* **What the task requires**: Reproduce all of the data exactly as written.

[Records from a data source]

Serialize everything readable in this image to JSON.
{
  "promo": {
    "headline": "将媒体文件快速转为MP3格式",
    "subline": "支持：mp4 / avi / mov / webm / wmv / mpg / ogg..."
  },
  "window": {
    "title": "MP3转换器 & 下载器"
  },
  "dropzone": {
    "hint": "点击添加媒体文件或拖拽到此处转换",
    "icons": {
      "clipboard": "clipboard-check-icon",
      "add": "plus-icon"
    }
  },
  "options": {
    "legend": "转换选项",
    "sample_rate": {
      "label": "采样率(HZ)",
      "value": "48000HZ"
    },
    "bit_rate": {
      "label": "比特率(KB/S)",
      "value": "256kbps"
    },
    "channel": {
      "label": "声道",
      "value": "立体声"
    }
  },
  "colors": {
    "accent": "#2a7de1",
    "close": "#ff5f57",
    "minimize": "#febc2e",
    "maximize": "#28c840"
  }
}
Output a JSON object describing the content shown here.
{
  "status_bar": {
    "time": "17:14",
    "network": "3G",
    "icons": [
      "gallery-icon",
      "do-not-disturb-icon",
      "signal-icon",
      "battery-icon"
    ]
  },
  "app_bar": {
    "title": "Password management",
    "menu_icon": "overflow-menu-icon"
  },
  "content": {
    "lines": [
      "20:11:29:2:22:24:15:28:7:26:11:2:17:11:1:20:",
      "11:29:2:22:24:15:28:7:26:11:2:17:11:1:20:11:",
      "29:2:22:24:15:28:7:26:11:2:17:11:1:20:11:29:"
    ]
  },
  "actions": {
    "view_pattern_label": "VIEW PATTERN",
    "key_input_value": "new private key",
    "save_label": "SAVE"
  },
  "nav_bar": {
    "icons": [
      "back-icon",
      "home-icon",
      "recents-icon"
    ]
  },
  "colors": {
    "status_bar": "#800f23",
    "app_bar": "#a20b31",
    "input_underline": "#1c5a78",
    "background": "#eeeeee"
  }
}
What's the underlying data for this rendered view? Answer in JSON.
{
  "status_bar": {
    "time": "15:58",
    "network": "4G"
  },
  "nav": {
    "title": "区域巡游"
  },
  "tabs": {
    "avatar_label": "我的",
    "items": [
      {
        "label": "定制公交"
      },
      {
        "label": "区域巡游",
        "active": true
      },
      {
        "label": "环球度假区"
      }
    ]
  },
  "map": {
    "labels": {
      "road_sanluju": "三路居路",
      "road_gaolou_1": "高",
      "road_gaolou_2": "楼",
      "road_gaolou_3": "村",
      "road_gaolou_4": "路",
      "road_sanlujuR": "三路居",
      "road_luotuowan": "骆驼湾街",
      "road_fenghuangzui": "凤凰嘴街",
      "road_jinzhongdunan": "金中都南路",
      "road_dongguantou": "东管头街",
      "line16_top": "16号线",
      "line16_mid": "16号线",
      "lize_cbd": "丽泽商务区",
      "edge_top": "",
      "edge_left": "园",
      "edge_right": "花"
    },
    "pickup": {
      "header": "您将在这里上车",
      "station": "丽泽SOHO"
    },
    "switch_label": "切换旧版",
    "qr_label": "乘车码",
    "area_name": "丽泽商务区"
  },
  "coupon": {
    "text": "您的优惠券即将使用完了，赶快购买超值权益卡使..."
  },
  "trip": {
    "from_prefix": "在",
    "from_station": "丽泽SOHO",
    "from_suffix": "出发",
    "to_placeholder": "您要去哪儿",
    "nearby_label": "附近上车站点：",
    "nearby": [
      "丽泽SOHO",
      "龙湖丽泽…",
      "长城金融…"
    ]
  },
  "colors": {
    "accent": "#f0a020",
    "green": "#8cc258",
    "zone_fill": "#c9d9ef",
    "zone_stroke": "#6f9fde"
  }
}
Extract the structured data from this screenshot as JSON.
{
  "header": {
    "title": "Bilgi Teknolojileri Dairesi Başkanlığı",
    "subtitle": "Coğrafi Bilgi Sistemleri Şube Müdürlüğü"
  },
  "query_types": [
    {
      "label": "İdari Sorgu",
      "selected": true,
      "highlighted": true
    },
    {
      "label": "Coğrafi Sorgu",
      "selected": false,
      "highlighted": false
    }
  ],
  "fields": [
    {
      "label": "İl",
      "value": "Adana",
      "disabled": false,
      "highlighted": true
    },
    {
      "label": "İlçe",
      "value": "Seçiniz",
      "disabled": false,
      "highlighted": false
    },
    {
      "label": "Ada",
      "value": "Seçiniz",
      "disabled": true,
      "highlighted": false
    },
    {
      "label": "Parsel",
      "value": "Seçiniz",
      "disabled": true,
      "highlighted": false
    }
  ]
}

* **Response to this task**:
Serialize everything readable in this image to JSON.
{
  "promo": {
    "headline": "将媒体文件快速转为MP3格式",
    "subline": "支持：mp4 / avi / mov / webm / wmv / mpg / ogg..."
  },
  "window": {
    "title": "MP3转换器 & 下载器"
  },
  "dropzone": {
    "hint": "点击添加媒体文件或拖拽到此处转换",
    "icons": {
      "clipboard": "clipboard-check-icon",
      "add": "plus-icon"
    }
  },
  "options": {
    "legend": "转换选项",
    "sample_rate": {
      "label": "采样率(HZ)",
      "value": "48000HZ"
    },
    "bit_rate": {
      "label": "比特率(KB/S)",
      "value": "256kbps"
    },
    "channel": {
      "label": "声道",
      "value": "立体声"
    }
  },
  "colors": {
    "accent": "#2a7de1",
    "close": "#ff5f57",
    "minimize": "#febc2e",
    "maximize": "#28c840"
  }
}
Output a JSON object describing the content shown here.
{
  "status_bar": {
    "time": "17:14",
    "network": "3G",
    "icons": [
      "gallery-icon",
      "do-not-disturb-icon",
      "signal-icon",
      "battery-icon"
    ]
  },
  "app_bar": {
    "title": "Password management",
    "menu_icon": "overflow-menu-icon"
  },
  "content": {
    "lines": [
      "20:11:29:2:22:24:15:28:7:26:11:2:17:11:1:20:",
      "11:29:2:22:24:15:28:7:26:11:2:17:11:1:20:11:",
      "29:2:22:24:15:28:7:26:11:2:17:11:1:20:11:29:"
    ]
  },
  "actions": {
    "view_pattern_label": "VIEW PATTERN",
    "key_input_value": "new private key",
    "save_label": "SAVE"
  },
  "nav_bar": {
    "icons": [
      "back-icon",
      "home-icon",
      "recents-icon"
    ]
  },
  "colors": {
    "status_bar": "#800f23",
    "app_bar": "#a20b31",
    "input_underline": "#1c5a78",
    "background": "#eeeeee"
  }
}
What's the underlying data for this rendered view? Answer in JSON.
{
  "status_bar": {
    "time": "15:58",
    "network": "4G"
  },
  "nav": {
    "title": "区域巡游"
  },
  "tabs": {
    "avatar_label": "我的",
    "items": [
      {
        "label": "定制公交"
      },
      {
        "label": "区域巡游",
        "active": true
      },
      {
        "label": "环球度假区"
      }
    ]
  },
  "map": {
    "labels": {
      "road_sanluju": "三路居路",
      "road_gaolou_1": "高",
      "road_gaolou_2": "楼",
      "road_gaolou_3": "村",
      "road_gaolou_4": "路",
      "road_sanlujuR": "三路居",
      "road_luotuowan": "骆驼湾街",
      "road_fenghuangzui": "凤凰嘴街",
      "road_jinzhongdunan": "金中都南路",
      "road_dongguantou": "东管头街",
      "line16_top": "16号线",
      "line16_mid": "16号线",
      "lize_cbd": "丽泽商务区",
      "edge_top": "",
      "edge_left": "园",
      "edge_right": "花"
    },
    "pickup": {
      "header": "您将在这里上车",
      "station": "丽泽SOHO"
    },
    "switch_label": "切换旧版",
    "qr_label": "乘车码",
    "area_name": "丽泽商务区"
  },
  "coupon": {
    "text": "您的优惠券即将使用完了，赶快购买超值权益卡使..."
  },
  "trip": {
    "from_prefix": "在",
    "from_station": "丽泽SOHO",
    "from_suffix": "出发",
    "to_placeholder": "您要去哪儿",
    "nearby_label": "附近上车站点：",
    "nearby": [
      "丽泽SOHO",
      "龙湖丽泽…",
      "长城金融…"
    ]
  },
  "colors": {
    "accent": "#f0a020",
    "green": "#8cc258",
    "zone_fill": "#c9d9ef",
    "zone_stroke": "#6f9fde"
  }
}
Extract the structured data from this screenshot as JSON.
{
  "header": {
    "title": "Bilgi Teknolojileri Dairesi Başkanlığı",
    "subtitle": "Coğrafi Bilgi Sistemleri Şube Müdürlüğü"
  },
  "query_types": [
    {
      "label": "İdari Sorgu",
      "selected": true,
      "highlighted": true
    },
    {
      "label": "Coğrafi Sorgu",
      "selected": false,
      "highlighted": false
    }
  ],
  "fields": [
    {
      "label": "İl",
      "value": "Adana",
      "disabled": false,
      "highlighted": true
    },
    {
      "label": "İlçe",
      "value": "Seçiniz",
      "disabled": false,
      "highlighted": false
    },
    {
      "label": "Ada",
      "value": "Seçiniz",
      "disabled": true,
      "highlighted": false
    },
    {
      "label": "Parsel",
      "value": "Seçiniz",
      "disabled": true,
      "highlighted": false
    }
  ]
}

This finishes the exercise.